Year in a Word: Snowflake

Miranda Green:


(Noun) A derogatory term for someone deemed too emotionally vulnerable to cope with views that challenge their own, particularly in universities and other forums once known for robust debate

The riotous parties and occasional deep thought that were traditionally part of student life have, according to those who throw the insult “snowflake” at an entire generation, given way to whingeing about points of view deemed offensive.

Where once students might have placed a pilfered traffic cone over the head of a historical statue, they now campaign to excise the names of founders and benefactors from their institutions and to disinvite lecturers on contentious subjects.

The censorious trend prompted pungent attacks on oversensitive millennials. This, by the novelist Bret Easton Ellis, catches the flavour: “Oh, little snowflakes, when did you all become grandmothers and society matrons, clutching your pearls in horror at someone who has an opinion about something . . . you snivelling little weak-ass narcissists?”

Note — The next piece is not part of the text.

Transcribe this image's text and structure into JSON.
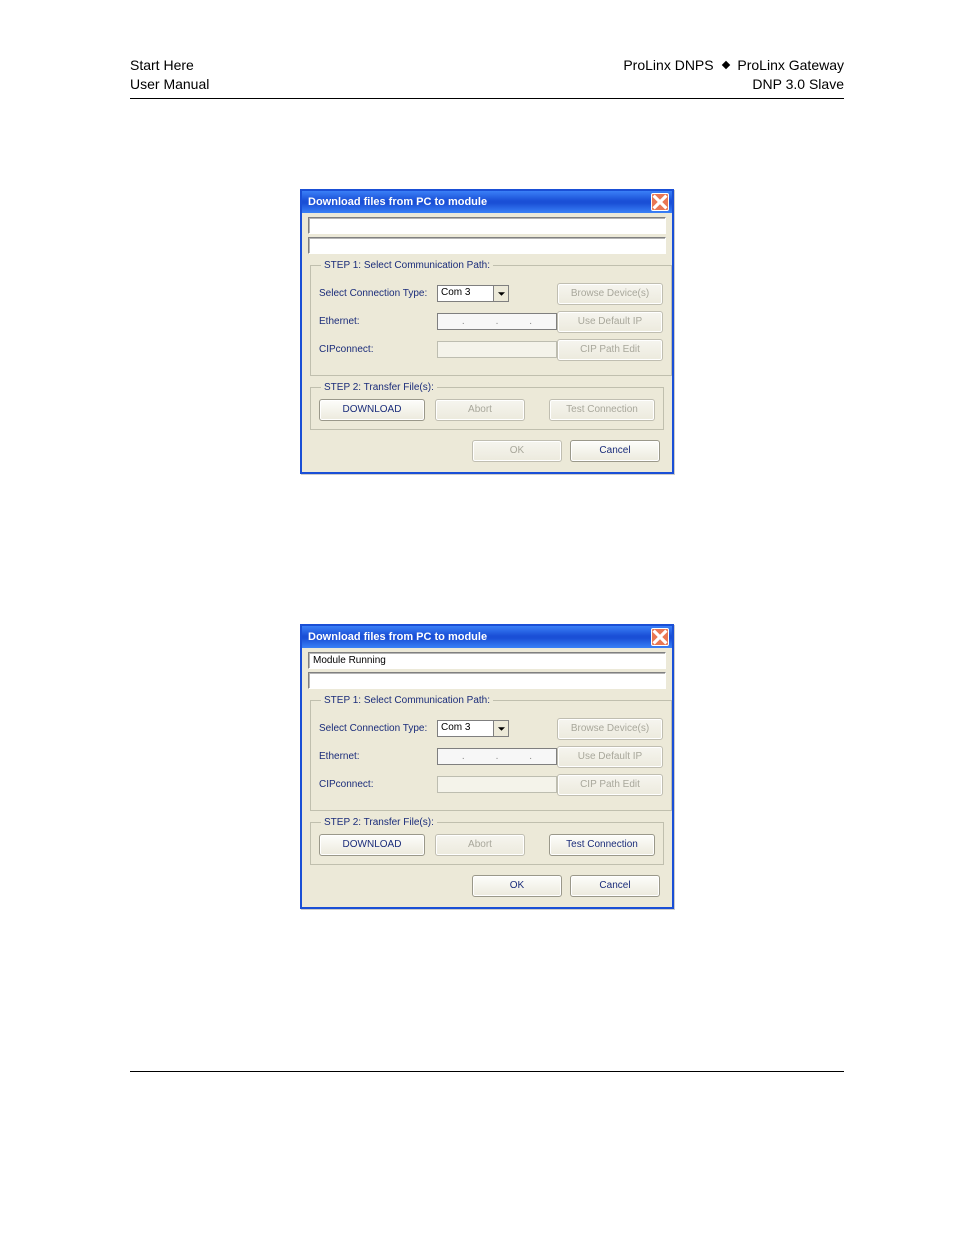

Like all powerful weapons, calling someone a snowflake has been adapted for general use. It is even co-opted by the other side. President-elect Donald Trump was called “the most special snowflake of them all” for protesting that the theatre should be a “safe place” after his running mate Mike Pence was booed at the musical Hamilton.